- [EXERCISE DETAILS]
Print the data again, exactly.

- [MATERIAL FOR THIS EXERCISE]
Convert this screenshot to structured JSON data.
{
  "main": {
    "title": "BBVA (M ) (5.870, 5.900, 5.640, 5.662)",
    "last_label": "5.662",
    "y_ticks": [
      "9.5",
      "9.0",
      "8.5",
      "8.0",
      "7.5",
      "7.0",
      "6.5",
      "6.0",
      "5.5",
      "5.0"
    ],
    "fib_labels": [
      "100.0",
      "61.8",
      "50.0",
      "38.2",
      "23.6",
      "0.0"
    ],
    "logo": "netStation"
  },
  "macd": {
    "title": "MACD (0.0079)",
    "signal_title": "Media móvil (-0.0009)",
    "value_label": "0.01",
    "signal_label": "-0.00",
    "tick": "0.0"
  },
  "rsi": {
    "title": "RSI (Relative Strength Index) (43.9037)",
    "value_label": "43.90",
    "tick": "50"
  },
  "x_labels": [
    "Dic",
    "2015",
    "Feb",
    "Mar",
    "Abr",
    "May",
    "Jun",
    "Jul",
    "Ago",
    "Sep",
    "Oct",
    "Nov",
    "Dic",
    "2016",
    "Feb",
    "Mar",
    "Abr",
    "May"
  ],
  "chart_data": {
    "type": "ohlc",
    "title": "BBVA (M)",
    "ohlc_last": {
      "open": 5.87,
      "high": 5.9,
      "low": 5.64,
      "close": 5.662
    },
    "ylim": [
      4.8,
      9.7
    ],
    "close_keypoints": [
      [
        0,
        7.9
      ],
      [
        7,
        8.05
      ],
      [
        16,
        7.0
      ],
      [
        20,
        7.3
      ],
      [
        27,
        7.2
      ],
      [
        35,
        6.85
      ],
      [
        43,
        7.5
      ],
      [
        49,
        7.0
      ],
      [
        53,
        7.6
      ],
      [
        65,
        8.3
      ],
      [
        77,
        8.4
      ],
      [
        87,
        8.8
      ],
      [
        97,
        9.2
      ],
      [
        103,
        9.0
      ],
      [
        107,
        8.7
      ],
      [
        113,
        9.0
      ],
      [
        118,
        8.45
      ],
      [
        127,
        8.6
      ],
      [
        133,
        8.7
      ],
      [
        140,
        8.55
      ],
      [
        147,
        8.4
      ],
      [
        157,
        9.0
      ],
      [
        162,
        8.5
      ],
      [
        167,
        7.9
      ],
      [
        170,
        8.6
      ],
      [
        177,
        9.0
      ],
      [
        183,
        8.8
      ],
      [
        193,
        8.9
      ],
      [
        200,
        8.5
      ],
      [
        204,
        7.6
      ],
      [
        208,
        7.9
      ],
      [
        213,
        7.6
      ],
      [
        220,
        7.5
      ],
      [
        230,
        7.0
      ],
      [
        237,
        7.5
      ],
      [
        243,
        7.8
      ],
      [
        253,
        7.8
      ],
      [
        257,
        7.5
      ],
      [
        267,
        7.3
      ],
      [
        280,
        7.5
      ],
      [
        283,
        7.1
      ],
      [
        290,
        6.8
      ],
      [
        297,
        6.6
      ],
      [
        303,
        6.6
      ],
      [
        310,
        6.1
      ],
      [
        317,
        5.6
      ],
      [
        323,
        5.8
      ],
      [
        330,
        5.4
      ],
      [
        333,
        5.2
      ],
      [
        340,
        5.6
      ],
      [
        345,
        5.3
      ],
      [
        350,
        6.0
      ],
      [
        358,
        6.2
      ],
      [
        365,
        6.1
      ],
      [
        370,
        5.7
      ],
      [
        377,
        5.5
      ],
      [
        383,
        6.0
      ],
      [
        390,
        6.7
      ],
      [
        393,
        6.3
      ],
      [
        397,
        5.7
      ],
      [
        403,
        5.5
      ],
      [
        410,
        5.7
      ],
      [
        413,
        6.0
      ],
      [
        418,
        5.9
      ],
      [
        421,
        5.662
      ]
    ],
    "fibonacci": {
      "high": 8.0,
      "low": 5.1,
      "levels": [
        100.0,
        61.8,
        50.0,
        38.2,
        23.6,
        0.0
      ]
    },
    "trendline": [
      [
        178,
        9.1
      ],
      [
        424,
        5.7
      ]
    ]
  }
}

- [SOLUTION FOR THIS PROBLEM]
Convert this screenshot to structured JSON data.
{
  "main": {
    "title": "BBVA (M ) (5.870, 5.900, 5.640, 5.662)",
    "last_label": "5.662",
    "y_ticks": [
      "9.5",
      "9.0",
      "8.5",
      "8.0",
      "7.5",
      "7.0",
      "6.5",
      "6.0",
      "5.5",
      "5.0"
    ],
    "fib_labels": [
      "100.0",
      "61.8",
      "50.0",
      "38.2",
      "23.6",
      "0.0"
    ],
    "logo": "netStation"
  },
  "macd": {
    "title": "MACD (0.0079)",
    "signal_title": "Media móvil (-0.0009)",
    "value_label": "0.01",
    "signal_label": "-0.00",
    "tick": "0.0"
  },
  "rsi": {
    "title": "RSI (Relative Strength Index) (43.9037)",
    "value_label": "43.90",
    "tick": "50"
  },
  "x_labels": [
    "Dic",
    "2015",
    "Feb",
    "Mar",
    "Abr",
    "May",
    "Jun",
    "Jul",
    "Ago",
    "Sep",
    "Oct",
    "Nov",
    "Dic",
    "2016",
    "Feb",
    "Mar",
    "Abr",
    "May"
  ],
  "chart_data": {
    "type": "ohlc",
    "title": "BBVA (M)",
    "ohlc_last": {
      "open": 5.87,
      "high": 5.9,
      "low": 5.64,
      "close": 5.662
    },
    "ylim": [
      4.8,
      9.7
    ],
    "close_keypoints": [
      [
        0,
        7.9
      ],
      [
        7,
        8.05
      ],
      [
        16,
        7.0
      ],
      [
        20,
        7.3
      ],
      [
        27,
        7.2
      ],
      [
        35,
        6.85
      ],
      [
        43,
        7.5
      ],
      [
        49,
        7.0
      ],
      [
        53,
        7.6
      ],
      [
        65,
        8.3
      ],
      [
        77,
        8.4
      ],
      [
        87,
        8.8
      ],
      [
        97,
        9.2
      ],
      [
        103,
        9.0
      ],
      [
        107,
        8.7
      ],
      [
        113,
        9.0
      ],
      [
        118,
        8.45
      ],
      [
        127,
        8.6
      ],
      [
        133,
        8.7
      ],
      [
        140,
        8.55
      ],
      [
        147,
        8.4
      ],
      [
        157,
        9.0
      ],
      [
        162,
        8.5
      ],
      [
        167,
        7.9
      ],
      [
        170,
        8.6
      ],
      [
        177,
        9.0
      ],
      [
        183,
        8.8
      ],
      [
        193,
        8.9
      ],
      [
        200,
        8.5
      ],
      [
        204,
        7.6
      ],
      [
        208,
        7.9
      ],
      [
        213,
        7.6
      ],
      [
        220,
        7.5
      ],
      [
        230,
        7.0
      ],
      [
        237,
        7.5
      ],
      [
        243,
        7.8
      ],
      [
        253,
        7.8
      ],
      [
        257,
        7.5
      ],
      [
        267,
        7.3
      ],
      [
        280,
        7.5
      ],
      [
        283,
        7.1
      ],
      [
        290,
        6.8
      ],
      [
        297,
        6.6
      ],
      [
        303,
        6.6
      ],
      [
        310,
        6.1
      ],
      [
        317,
        5.6
      ],
      [
        323,
        5.8
      ],
      [
        330,
        5.4
      ],
      [
        333,
        5.2
      ],
      [
        340,
        5.6
      ],
      [
        345,
        5.3
      ],
      [
        350,
        6.0
      ],
      [
        358,
        6.2
      ],
      [
        365,
        6.1
      ],
      [
        370,
        5.7
      ],
      [
        377,
        5.5
      ],
      [
        383,
        6.0
      ],
      [
        390,
        6.7
      ],
      [
        393,
        6.3
      ],
      [
        397,
        5.7
      ],
      [
        403,
        5.5
      ],
      [
        410,
        5.7
      ],
      [
        413,
        6.0
      ],
      [
        418,
        5.9
      ],
      [
        421,
        5.662
      ]
    ],
    "fibonacci": {
      "high": 8.0,
      "low": 5.1,
      "levels": [
        100.0,
        61.8,
        50.0,
        38.2,
        23.6,
        0.0
      ]
    },
    "trendline": [
      [
        178,
        9.1
      ],
      [
        424,
        5.7
      ]
    ]
  }
}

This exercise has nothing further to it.